(Collection entries)

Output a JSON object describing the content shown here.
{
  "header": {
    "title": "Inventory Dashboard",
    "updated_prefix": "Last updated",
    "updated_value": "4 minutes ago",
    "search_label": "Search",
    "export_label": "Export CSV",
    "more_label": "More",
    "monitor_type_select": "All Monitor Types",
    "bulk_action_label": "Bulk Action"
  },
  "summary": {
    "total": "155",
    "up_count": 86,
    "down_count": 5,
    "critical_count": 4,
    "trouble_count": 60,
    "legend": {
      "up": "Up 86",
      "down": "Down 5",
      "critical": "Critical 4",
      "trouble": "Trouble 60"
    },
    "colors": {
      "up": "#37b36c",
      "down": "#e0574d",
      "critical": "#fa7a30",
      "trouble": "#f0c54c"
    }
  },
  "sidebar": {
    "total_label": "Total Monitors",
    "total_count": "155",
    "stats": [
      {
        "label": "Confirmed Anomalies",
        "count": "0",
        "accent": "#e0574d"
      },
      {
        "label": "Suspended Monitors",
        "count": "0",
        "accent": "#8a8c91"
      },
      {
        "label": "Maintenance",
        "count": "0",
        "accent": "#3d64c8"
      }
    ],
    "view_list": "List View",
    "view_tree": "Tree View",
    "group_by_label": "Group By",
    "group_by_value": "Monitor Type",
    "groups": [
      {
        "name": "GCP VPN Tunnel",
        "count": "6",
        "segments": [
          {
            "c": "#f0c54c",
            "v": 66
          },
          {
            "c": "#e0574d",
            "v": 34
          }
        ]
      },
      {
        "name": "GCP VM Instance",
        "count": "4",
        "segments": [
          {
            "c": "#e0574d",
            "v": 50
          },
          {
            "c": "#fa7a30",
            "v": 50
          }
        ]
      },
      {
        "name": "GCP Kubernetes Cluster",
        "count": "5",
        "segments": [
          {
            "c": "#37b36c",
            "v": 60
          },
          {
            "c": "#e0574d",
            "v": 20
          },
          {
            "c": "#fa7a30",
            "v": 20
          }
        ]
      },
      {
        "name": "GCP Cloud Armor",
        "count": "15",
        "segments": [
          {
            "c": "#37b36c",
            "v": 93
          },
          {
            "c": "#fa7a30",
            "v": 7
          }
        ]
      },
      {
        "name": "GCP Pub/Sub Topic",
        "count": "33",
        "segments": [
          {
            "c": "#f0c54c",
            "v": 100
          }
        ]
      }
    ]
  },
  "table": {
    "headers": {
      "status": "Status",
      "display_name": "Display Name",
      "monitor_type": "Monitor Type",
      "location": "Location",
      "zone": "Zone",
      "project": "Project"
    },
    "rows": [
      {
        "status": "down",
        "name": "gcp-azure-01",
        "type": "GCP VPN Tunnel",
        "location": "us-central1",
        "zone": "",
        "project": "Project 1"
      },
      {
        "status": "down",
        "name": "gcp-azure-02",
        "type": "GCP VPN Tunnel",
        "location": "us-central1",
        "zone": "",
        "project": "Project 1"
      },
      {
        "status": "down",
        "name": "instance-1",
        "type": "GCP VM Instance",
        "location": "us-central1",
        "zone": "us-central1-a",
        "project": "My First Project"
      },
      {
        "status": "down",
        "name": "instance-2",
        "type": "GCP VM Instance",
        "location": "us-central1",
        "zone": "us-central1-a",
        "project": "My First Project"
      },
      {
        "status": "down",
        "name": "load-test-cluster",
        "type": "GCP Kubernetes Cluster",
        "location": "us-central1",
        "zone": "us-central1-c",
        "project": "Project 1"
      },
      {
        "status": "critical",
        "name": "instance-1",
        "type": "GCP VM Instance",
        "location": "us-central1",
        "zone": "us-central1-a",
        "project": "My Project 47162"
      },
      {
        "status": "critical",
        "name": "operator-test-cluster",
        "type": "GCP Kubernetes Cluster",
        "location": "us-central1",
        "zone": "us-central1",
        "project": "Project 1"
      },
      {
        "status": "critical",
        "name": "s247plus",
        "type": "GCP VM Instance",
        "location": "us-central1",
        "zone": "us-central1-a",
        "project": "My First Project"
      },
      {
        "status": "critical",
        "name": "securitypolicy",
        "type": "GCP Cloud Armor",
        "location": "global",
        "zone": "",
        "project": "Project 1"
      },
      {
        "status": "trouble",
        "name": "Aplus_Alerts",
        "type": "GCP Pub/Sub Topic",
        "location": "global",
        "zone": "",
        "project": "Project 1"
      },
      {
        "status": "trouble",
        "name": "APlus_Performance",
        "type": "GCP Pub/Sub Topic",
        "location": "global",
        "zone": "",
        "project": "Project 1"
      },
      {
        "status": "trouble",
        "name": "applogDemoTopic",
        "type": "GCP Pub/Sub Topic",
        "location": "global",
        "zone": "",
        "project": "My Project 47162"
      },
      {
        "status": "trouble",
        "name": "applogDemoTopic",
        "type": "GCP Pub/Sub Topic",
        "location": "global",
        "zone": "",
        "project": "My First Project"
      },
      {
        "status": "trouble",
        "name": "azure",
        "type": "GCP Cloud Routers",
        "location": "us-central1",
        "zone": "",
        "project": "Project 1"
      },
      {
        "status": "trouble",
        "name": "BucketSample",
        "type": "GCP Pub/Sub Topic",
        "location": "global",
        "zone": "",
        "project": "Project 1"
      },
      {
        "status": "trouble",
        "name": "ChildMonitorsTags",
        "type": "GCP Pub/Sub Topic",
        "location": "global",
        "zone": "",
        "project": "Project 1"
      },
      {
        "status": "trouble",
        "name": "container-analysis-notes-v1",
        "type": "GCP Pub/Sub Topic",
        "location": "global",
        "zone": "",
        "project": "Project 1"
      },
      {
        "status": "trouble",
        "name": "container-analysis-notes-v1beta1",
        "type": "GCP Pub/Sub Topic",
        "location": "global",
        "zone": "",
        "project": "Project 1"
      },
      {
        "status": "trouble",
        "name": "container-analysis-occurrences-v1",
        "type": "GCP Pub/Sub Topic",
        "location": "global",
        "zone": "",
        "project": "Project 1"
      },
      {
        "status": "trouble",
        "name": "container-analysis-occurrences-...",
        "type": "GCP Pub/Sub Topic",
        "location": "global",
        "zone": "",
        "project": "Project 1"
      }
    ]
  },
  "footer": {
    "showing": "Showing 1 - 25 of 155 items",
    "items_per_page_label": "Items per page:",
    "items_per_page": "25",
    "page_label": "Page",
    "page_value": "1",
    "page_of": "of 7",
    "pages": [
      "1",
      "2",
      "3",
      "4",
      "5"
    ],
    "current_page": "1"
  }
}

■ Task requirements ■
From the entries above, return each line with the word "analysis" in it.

■ The answer ■
        "name": "container-analysis-notes-v1",
        "name": "container-analysis-notes-v1beta1",
        "name": "container-analysis-occurrences-v1",
        "name": "container-analysis-occurrences-...",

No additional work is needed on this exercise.